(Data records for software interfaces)

_____

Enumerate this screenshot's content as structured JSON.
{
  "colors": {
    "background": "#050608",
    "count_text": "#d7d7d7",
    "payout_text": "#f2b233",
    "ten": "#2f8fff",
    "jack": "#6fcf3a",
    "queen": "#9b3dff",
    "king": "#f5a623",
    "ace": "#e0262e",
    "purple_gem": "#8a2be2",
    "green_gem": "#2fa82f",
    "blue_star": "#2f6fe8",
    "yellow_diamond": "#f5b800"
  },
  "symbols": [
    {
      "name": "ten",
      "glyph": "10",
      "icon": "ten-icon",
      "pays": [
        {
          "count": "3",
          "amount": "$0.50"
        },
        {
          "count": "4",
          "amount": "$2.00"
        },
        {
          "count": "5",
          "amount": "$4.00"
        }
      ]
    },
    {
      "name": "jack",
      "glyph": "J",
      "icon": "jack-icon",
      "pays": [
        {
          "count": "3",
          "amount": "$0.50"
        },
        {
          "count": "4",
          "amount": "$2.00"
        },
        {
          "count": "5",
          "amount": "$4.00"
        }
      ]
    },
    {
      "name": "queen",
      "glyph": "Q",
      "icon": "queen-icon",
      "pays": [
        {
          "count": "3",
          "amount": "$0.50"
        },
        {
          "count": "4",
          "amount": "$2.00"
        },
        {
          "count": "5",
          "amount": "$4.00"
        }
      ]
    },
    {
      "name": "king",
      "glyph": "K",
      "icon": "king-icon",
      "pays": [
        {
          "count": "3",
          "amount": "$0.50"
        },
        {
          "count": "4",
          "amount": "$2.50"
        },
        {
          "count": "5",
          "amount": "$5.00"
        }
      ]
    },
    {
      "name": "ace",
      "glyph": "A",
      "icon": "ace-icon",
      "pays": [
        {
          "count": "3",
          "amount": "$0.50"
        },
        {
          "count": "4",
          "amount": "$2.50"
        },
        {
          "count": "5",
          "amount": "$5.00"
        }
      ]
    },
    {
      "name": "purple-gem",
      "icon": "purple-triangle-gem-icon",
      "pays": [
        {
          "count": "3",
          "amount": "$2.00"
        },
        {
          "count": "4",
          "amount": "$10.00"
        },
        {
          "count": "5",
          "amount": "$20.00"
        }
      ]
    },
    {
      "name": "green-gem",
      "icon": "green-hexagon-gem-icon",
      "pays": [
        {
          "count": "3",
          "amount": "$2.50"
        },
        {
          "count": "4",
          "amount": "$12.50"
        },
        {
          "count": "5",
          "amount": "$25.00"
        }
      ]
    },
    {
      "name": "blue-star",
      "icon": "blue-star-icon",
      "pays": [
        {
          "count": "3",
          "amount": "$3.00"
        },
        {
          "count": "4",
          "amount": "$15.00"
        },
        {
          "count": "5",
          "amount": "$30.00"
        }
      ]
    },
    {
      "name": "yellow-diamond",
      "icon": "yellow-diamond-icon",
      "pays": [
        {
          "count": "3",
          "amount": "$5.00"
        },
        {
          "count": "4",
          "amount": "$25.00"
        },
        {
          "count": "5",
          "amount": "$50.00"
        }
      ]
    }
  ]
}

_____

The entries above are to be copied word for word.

Enumerate this screenshot's content as structured JSON.
{
  "colors": {
    "background": "#050608",
    "count_text": "#d7d7d7",
    "payout_text": "#f2b233",
    "ten": "#2f8fff",
    "jack": "#6fcf3a",
    "queen": "#9b3dff",
    "king": "#f5a623",
    "ace": "#e0262e",
    "purple_gem": "#8a2be2",
    "green_gem": "#2fa82f",
    "blue_star": "#2f6fe8",
    "yellow_diamond": "#f5b800"
  },
  "symbols": [
    {
      "name": "ten",
      "glyph": "10",
      "icon": "ten-icon",
      "pays": [
        {
          "count": "3",
          "amount": "$0.50"
        },
        {
          "count": "4",
          "amount": "$2.00"
        },
        {
          "count": "5",
          "amount": "$4.00"
        }
      ]
    },
    {
      "name": "jack",
      "glyph": "J",
      "icon": "jack-icon",
      "pays": [
        {
          "count": "3",
          "amount": "$0.50"
        },
        {
          "count": "4",
          "amount": "$2.00"
        },
        {
          "count": "5",
          "amount": "$4.00"
        }
      ]
    },
    {
      "name": "queen",
      "glyph": "Q",
      "icon": "queen-icon",
      "pays": [
        {
          "count": "3",
          "amount": "$0.50"
        },
        {
          "count": "4",
          "amount": "$2.00"
        },
        {
          "count": "5",
          "amount": "$4.00"
        }
      ]
    },
    {
      "name": "king",
      "glyph": "K",
      "icon": "king-icon",
      "pays": [
        {
          "count": "3",
          "amount": "$0.50"
        },
        {
          "count": "4",
          "amount": "$2.50"
        },
        {
          "count": "5",
          "amount": "$5.00"
        }
      ]
    },
    {
      "name": "ace",
      "glyph": "A",
      "icon": "ace-icon",
      "pays": [
        {
          "count": "3",
          "amount": "$0.50"
        },
        {
          "count": "4",
          "amount": "$2.50"
        },
        {
          "count": "5",
          "amount": "$5.00"
        }
      ]
    },
    {
      "name": "purple-gem",
      "icon": "purple-triangle-gem-icon",
      "pays": [
        {
          "count": "3",
          "amount": "$2.00"
        },
        {
          "count": "4",
          "amount": "$10.00"
        },
        {
          "count": "5",
          "amount": "$20.00"
        }
      ]
    },
    {
      "name": "green-gem",
      "icon": "green-hexagon-gem-icon",
      "pays": [
        {
          "count": "3",
          "amount": "$2.50"
        },
        {
          "count": "4",
          "amount": "$12.50"
        },
        {
          "count": "5",
          "amount": "$25.00"
        }
      ]
    },
    {
      "name": "blue-star",
      "icon": "blue-star-icon",
      "pays": [
        {
          "count": "3",
          "amount": "$3.00"
        },
        {
          "count": "4",
          "amount": "$15.00"
        },
        {
          "count": "5",
          "amount": "$30.00"
        }
      ]
    },
    {
      "name": "yellow-diamond",
      "icon": "yellow-diamond-icon",
      "pays": [
        {
          "count": "3",
          "amount": "$5.00"
        },
        {
          "count": "4",
          "amount": "$25.00"
        },
        {
          "count": "5",
          "amount": "$50.00"
        }
      ]
    }
  ]
}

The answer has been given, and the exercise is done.